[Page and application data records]
⁂
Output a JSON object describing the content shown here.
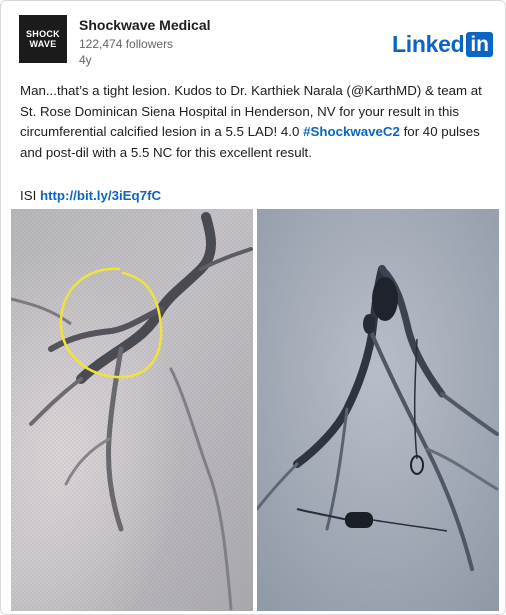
{
  "post": {
    "company_name": "Shockwave Medical",
    "followers": "122,474 followers",
    "age": "4y",
    "avatar_line1": "SHOCK",
    "avatar_line2": "WAVE",
    "linkedin_word": "Linked",
    "linkedin_box": "in",
    "body_part1": "Man...that’s a tight lesion. Kudos to Dr. Karthiek Narala (@KarthMD) & team at St. Rose Dominican Siena Hospital in Henderson, NV for your result in this circumferential calcified lesion in a 5.5 LAD! 4.0 ",
    "hashtag": "#ShockwaveC2",
    "body_part2": " for 40 pulses and post-dil with a 5.5 NC for this excellent result.",
    "isi_label": "ISI ",
    "isi_link": "http://bit.ly/3iEq7fC"
  },
  "colors": {
    "linkedin_blue": "#0a66c2",
    "annotation_yellow": "#f2e23a"
  },
  "images": [
    {
      "icon": "angiogram-with-yellow-circle-annotation"
    },
    {
      "icon": "angiogram-post-treatment"
    }
  ]
}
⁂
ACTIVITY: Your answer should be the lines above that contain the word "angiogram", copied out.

SOLUTION TO THIS EXERCISE:
      "icon": "angiogram-with-yellow-circle-annotation"
      "icon": "angiogram-post-treatment"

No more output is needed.